“Cason is a terrific player. It goes back to with our team, I could say the same with our team. You get new guys in the program. You’re learning them, they’re learning you. I think what Cason has done, he’s gone in there, he’s learned the program, he’s learned the system. His roles probably changed a little bit from where he started. But that’s part of the coaching part of it, where you are more around players, you learn more about them and they learn more what you need them to do. Cason has done a little bit of all of that for them. A guy that, again, he can do a lot of things on both ends of the court.”
On what he remembers from the two times he coached against Lofton
“If I speak to you honestly about the first game in Austin, we had six players we had in the game that we wanted to play because one of our guys, Daniel Gibson, got a concussion the day before the game. He was a non-factor. They played great. Coming in here, we had the game won and the officials took over.”
On Chris Lofton’s shot over Kevin Durant
“I know it was a deep one. I tell people all the time, all they have to do is look at the tape. I was telling someone yesterday, it was a major turning point game for Kevin Durant. He had played great. Made a couple decisions at the end of the game that weren’t very good. After that game, he really had a whole different focus on college basketball. He came back after Christmas, it was right before our Christmas break here, he came back and said coach I really want to learn how to play this game not just from a physical standpoint but from a mental standpoint. Within about a week, he took off like a rocket and won every national player of the year. When you ask me what stands out, that is what really stands out to me.”
On Zakai Zeigler’s recent success
“I think it is understanding the game and wanting to be better. He wants to get better as a player. He is all about winning. He is a highly competitive player. We are asking him to continue to learn a position he has never truly played in terms of understanding what a point guard has to play. He is starting to get it. The exciting thing, he is only a year and a half into this. Just to think about what he can continue to become.”
On the tape on the backboards during practice is helping players
“I wish we could leave them up. I think it has helped. We have preached that forever, getting the ball higher off the glass. Getting it up there. That has made them focus more. We used to have a piece of white tape that went horizontal, but they seem to like that better and I wish we would have done that sooner.”
On the rivalry with Kentucky

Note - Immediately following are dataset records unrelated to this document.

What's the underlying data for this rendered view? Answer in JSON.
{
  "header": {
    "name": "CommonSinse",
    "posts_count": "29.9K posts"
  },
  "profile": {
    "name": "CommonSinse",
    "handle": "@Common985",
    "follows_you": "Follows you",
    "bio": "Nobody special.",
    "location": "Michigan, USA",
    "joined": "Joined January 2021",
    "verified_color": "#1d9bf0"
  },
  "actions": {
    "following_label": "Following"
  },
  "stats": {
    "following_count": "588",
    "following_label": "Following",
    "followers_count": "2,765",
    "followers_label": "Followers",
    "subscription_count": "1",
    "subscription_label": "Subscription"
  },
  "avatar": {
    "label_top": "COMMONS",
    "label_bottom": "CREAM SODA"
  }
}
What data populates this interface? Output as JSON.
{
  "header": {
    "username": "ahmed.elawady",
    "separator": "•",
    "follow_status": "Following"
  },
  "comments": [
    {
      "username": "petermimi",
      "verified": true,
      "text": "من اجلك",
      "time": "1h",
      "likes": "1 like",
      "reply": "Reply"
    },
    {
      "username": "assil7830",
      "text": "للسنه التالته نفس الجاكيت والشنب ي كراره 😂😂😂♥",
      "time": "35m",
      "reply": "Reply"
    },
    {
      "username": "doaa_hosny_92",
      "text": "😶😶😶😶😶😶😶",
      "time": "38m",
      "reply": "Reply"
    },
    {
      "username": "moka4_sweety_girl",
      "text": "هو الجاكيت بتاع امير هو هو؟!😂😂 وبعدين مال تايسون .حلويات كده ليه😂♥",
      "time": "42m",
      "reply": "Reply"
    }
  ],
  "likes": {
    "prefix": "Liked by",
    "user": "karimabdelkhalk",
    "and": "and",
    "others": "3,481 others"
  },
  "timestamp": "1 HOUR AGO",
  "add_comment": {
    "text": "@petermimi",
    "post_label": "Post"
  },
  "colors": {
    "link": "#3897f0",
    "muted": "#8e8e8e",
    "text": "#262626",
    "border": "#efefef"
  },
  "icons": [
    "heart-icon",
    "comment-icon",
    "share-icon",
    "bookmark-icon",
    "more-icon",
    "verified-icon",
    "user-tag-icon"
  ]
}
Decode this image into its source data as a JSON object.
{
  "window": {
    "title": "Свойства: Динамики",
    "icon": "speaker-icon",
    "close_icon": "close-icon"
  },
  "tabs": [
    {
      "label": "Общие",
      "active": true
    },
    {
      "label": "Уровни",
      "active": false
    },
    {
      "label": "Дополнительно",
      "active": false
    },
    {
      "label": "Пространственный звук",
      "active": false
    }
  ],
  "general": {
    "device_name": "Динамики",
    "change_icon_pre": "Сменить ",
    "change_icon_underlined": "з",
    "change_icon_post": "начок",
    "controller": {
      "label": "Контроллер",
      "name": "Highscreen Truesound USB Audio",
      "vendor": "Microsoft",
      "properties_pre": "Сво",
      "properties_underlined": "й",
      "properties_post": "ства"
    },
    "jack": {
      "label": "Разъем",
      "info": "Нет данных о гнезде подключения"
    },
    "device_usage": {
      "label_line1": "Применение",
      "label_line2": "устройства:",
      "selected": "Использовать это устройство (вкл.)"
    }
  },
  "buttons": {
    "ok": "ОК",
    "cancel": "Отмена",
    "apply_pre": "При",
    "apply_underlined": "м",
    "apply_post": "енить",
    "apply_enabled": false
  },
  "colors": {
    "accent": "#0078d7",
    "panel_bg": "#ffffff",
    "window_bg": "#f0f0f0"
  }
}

“Rivalries aren’t rivalries unless you beat each other. That is what I think, we have competed against each other now since we have been here. It has gone on forever. You go back through the years, there has been times when maybe, Kentucky has double the wins I think. If it is going to be a rivalry, you have to beat somebody. For that to happen, we are going to have to continue to play good basketball because they are going to play. They are going to get better. I don’t care what has happened up to this point. I know John Calipari and I know how he is. Nobody is going to work harder. Nobody is going to put more into it. He is locked in on one thing and that is figuring out how to get these guys better and I fully expect them to be better when they come in here tomorrow.”
On how the game at Rupp last season changed the season
“I think it was a big wake-up call for Kennedy Chandler. He went in that game and played one of his worst games he played. To see where he came from that game until the end of last year was really a compliment to him. I think that was a game where he really learned it was going to be a whole lot different than I thought it was going to be. Maybe for a couple other guys. But they played great. It is a night where they made every shot. They played great basketball. When teams are doing that, if you are not competing at the highest level, they are going to put it on you like they put it on us.”